Nothing but the records themselves, exactly as written and free of pictures, should appear in your response.
________________________________________
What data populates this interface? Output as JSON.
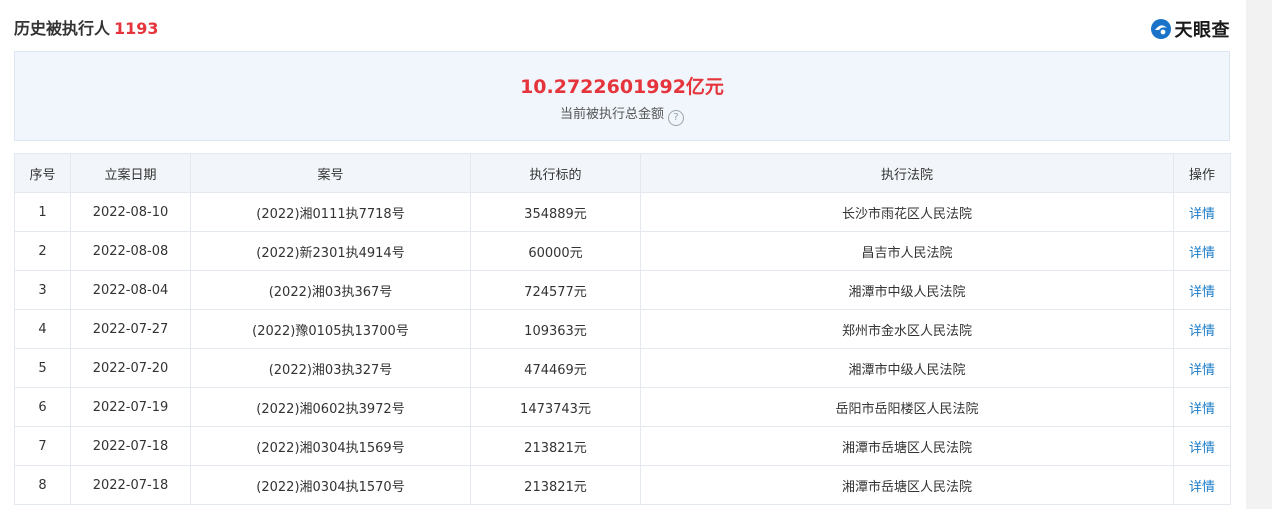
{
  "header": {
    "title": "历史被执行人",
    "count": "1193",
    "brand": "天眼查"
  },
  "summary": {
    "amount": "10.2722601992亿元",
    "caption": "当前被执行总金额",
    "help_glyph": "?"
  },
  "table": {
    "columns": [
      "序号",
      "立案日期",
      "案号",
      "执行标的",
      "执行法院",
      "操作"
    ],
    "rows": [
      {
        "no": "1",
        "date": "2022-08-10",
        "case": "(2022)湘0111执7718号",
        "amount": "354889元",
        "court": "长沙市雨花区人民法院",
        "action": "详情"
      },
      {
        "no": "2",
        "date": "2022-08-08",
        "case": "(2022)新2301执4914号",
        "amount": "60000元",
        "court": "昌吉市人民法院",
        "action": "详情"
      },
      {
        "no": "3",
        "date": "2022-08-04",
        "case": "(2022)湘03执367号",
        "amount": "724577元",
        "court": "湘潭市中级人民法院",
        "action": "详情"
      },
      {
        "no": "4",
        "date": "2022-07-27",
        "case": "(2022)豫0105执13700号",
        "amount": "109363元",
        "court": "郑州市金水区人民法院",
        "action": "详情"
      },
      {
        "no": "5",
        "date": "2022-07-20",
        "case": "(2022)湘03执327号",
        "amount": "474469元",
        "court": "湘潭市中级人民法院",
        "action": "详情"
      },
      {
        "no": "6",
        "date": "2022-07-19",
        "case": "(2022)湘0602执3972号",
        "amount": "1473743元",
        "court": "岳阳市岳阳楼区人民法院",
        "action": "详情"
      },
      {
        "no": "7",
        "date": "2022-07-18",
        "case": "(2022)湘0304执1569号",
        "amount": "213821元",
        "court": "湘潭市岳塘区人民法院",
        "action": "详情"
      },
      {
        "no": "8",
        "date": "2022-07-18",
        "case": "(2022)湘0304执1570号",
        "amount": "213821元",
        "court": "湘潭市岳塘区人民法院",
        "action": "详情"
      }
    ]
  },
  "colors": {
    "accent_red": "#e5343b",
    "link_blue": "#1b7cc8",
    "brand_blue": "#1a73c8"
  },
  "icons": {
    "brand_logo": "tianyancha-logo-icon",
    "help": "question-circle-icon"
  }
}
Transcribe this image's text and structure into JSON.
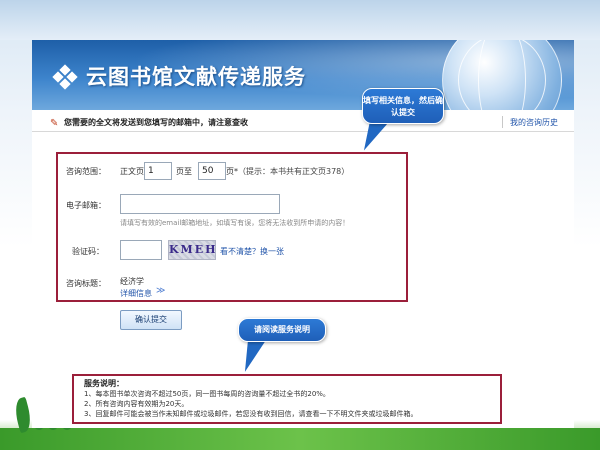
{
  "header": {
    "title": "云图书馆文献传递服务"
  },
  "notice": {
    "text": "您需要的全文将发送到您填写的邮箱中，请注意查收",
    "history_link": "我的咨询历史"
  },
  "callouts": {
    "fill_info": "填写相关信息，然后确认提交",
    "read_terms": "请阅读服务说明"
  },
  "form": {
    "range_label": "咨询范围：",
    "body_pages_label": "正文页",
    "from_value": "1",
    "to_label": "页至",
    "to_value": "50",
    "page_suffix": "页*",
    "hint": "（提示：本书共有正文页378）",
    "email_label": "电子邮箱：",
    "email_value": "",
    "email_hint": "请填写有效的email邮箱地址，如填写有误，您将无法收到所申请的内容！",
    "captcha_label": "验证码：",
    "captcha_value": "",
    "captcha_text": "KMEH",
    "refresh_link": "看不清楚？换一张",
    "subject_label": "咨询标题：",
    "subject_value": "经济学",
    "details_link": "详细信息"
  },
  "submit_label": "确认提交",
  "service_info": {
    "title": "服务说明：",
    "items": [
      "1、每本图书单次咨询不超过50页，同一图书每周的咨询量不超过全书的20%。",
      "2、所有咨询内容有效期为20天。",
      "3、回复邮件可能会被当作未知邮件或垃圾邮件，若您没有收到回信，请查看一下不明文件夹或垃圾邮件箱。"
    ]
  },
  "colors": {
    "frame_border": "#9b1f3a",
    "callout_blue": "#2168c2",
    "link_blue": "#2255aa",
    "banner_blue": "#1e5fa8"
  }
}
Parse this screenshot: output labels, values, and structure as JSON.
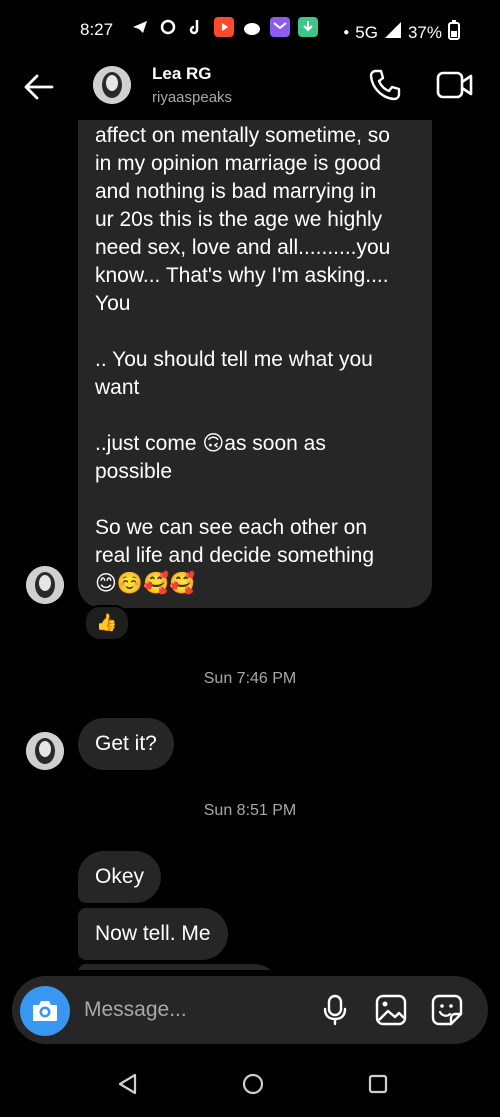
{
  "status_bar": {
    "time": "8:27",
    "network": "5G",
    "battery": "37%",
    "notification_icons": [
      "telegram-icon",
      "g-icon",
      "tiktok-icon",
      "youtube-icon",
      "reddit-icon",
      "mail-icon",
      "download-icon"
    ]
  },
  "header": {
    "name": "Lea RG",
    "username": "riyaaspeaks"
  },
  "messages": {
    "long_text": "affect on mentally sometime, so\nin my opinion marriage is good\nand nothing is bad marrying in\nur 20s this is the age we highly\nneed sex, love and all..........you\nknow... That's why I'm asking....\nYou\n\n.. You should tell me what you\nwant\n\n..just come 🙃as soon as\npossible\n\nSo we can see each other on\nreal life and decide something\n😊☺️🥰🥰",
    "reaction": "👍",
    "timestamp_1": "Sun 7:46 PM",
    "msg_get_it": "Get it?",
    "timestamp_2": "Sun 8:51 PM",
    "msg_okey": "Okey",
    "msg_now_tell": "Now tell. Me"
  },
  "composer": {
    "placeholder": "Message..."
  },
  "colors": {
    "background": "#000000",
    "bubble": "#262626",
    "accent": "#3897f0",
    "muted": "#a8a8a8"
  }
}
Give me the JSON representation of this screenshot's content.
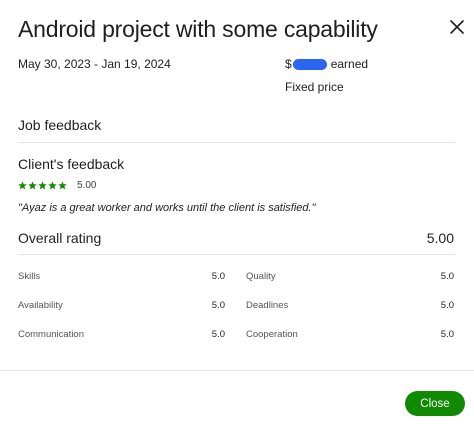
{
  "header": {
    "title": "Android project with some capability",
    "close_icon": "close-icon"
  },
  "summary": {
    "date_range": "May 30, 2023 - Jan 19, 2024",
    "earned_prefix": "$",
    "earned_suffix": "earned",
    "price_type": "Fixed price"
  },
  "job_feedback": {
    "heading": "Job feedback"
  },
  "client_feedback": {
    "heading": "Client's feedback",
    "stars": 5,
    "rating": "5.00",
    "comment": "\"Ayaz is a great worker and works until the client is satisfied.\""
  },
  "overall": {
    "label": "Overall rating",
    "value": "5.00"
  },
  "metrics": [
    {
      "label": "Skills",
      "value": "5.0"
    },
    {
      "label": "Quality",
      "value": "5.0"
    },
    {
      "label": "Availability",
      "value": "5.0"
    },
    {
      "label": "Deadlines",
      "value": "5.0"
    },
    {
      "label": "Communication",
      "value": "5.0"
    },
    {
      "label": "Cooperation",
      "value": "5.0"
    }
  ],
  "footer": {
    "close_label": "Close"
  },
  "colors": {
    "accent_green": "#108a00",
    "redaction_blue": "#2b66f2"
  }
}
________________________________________
» Expected answer:
What data populates this interface? Output as JSON.
{
  "header": {
    "title": "历史被执行人",
    "count": "1193",
    "brand": "天眼查"
  },
  "summary": {
    "amount": "10.2722601992亿元",
    "caption": "当前被执行总金额",
    "help_glyph": "?"
  },
  "table": {
    "columns": [
      "序号",
      "立案日期",
      "案号",
      "执行标的",
      "执行法院",
      "操作"
    ],
    "rows": [
      {
        "no": "1",
        "date": "2022-08-10",
        "case": "(2022)湘0111执7718号",
        "amount": "354889元",
        "court": "长沙市雨花区人民法院",
        "action": "详情"
      },
      {
        "no": "2",
        "date": "2022-08-08",
        "case": "(2022)新2301执4914号",
        "amount": "60000元",
        "court": "昌吉市人民法院",
        "action": "详情"
      },
      {
        "no": "3",
        "date": "2022-08-04",
        "case": "(2022)湘03执367号",
        "amount": "724577元",
        "court": "湘潭市中级人民法院",
        "action": "详情"
      },
      {
        "no": "4",
        "date": "2022-07-27",
        "case": "(2022)豫0105执13700号",
        "amount": "109363元",
        "court": "郑州市金水区人民法院",
        "action": "详情"
      },
      {
        "no": "5",
        "date": "2022-07-20",
        "case": "(2022)湘03执327号",
        "amount": "474469元",
        "court": "湘潭市中级人民法院",
        "action": "详情"
      },
      {
        "no": "6",
        "date": "2022-07-19",
        "case": "(2022)湘0602执3972号",
        "amount": "1473743元",
        "court": "岳阳市岳阳楼区人民法院",
        "action": "详情"
      },
      {
        "no": "7",
        "date": "2022-07-18",
        "case": "(2022)湘0304执1569号",
        "amount": "213821元",
        "court": "湘潭市岳塘区人民法院",
        "action": "详情"
      },
      {
        "no": "8",
        "date": "2022-07-18",
        "case": "(2022)湘0304执1570号",
        "amount": "213821元",
        "court": "湘潭市岳塘区人民法院",
        "action": "详情"
      }
    ]
  },
  "colors": {
    "accent_red": "#e5343b",
    "link_blue": "#1b7cc8",
    "brand_blue": "#1a73c8"
  },
  "icons": {
    "brand_logo": "tianyancha-logo-icon",
    "help": "question-circle-icon"
  }
}
Transcribe this image's text and structure into JSON.
{
  "header": {
    "title": "云图书馆文献传递服务"
  },
  "notice": {
    "text": "您需要的全文将发送到您填写的邮箱中，请注意查收",
    "history_link": "我的咨询历史"
  },
  "callouts": {
    "fill_info": "填写相关信息，然后确认提交",
    "read_terms": "请阅读服务说明"
  },
  "form": {
    "range_label": "咨询范围：",
    "body_pages_label": "正文页",
    "from_value": "1",
    "to_label": "页至",
    "to_value": "50",
    "page_suffix": "页*",
    "hint": "（提示：本书共有正文页378）",
    "email_label": "电子邮箱：",
    "email_value": "",
    "email_hint": "请填写有效的email邮箱地址，如填写有误，您将无法收到所申请的内容！",
    "captcha_label": "验证码：",
    "captcha_value": "",
    "captcha_text": "KMEH",
    "refresh_link": "看不清楚？换一张",
    "subject_label": "咨询标题：",
    "subject_value": "经济学",
    "details_link": "详细信息"
  },
  "submit_label": "确认提交",
  "service_info": {
    "title": "服务说明：",
    "items": [
      "1、每本图书单次咨询不超过50页，同一图书每周的咨询量不超过全书的20%。",
      "2、所有咨询内容有效期为20天。",
      "3、回复邮件可能会被当作未知邮件或垃圾邮件，若您没有收到回信，请查看一下不明文件夹或垃圾邮件箱。"
    ]
  },
  "colors": {
    "frame_border": "#9b1f3a",
    "callout_blue": "#2168c2",
    "link_blue": "#2255aa",
    "banner_blue": "#1e5fa8"
  }
}
Parse this screenshot: output labels, values, and structure as JSON.
{
  "status_bar": {
    "time": "8:27",
    "network": "5G",
    "battery": "37%",
    "notification_icons": [
      "telegram-icon",
      "g-icon",
      "tiktok-icon",
      "youtube-icon",
      "reddit-icon",
      "mail-icon",
      "download-icon"
    ]
  },
  "header": {
    "name": "Lea RG",
    "username": "riyaaspeaks"
  },
  "messages": {
    "long_text": "affect on mentally sometime, so\nin my opinion marriage is good\nand nothing is bad marrying in\nur 20s this is the age we highly\nneed sex, love and all..........you\nknow... That's why I'm asking....\nYou\n\n.. You should tell me what you\nwant\n\n..just come 🙃as soon as\npossible\n\nSo we can see each other on\nreal life and decide something\n😊☺️🥰🥰",
    "reaction": "👍",
    "timestamp_1": "Sun 7:46 PM",
    "msg_get_it": "Get it?",
    "timestamp_2": "Sun 8:51 PM",
    "msg_okey": "Okey",
    "msg_now_tell": "Now tell. Me"
  },
  "composer": {
    "placeholder": "Message..."
  },
  "colors": {
    "background": "#000000",
    "bubble": "#262626",
    "accent": "#3897f0",
    "muted": "#a8a8a8"
  }
}
Give me the JSON representation of this screenshot's content.
{
  "header": {
    "title": "Android project with some capability",
    "close_icon": "close-icon"
  },
  "summary": {
    "date_range": "May 30, 2023 - Jan 19, 2024",
    "earned_prefix": "$",
    "earned_suffix": "earned",
    "price_type": "Fixed price"
  },
  "job_feedback": {
    "heading": "Job feedback"
  },
  "client_feedback": {
    "heading": "Client's feedback",
    "stars": 5,
    "rating": "5.00",
    "comment": "\"Ayaz is a great worker and works until the client is satisfied.\""
  },
  "overall": {
    "label": "Overall rating",
    "value": "5.00"
  },
  "metrics": [
    {
      "label": "Skills",
      "value": "5.0"
    },
    {
      "label": "Quality",
      "value": "5.0"
    },
    {
      "label": "Availability",
      "value": "5.0"
    },
    {
      "label": "Deadlines",
      "value": "5.0"
    },
    {
      "label": "Communication",
      "value": "5.0"
    },
    {
      "label": "Cooperation",
      "value": "5.0"
    }
  ],
  "footer": {
    "close_label": "Close"
  },
  "colors": {
    "accent_green": "#108a00",
    "redaction_blue": "#2b66f2"
  }
}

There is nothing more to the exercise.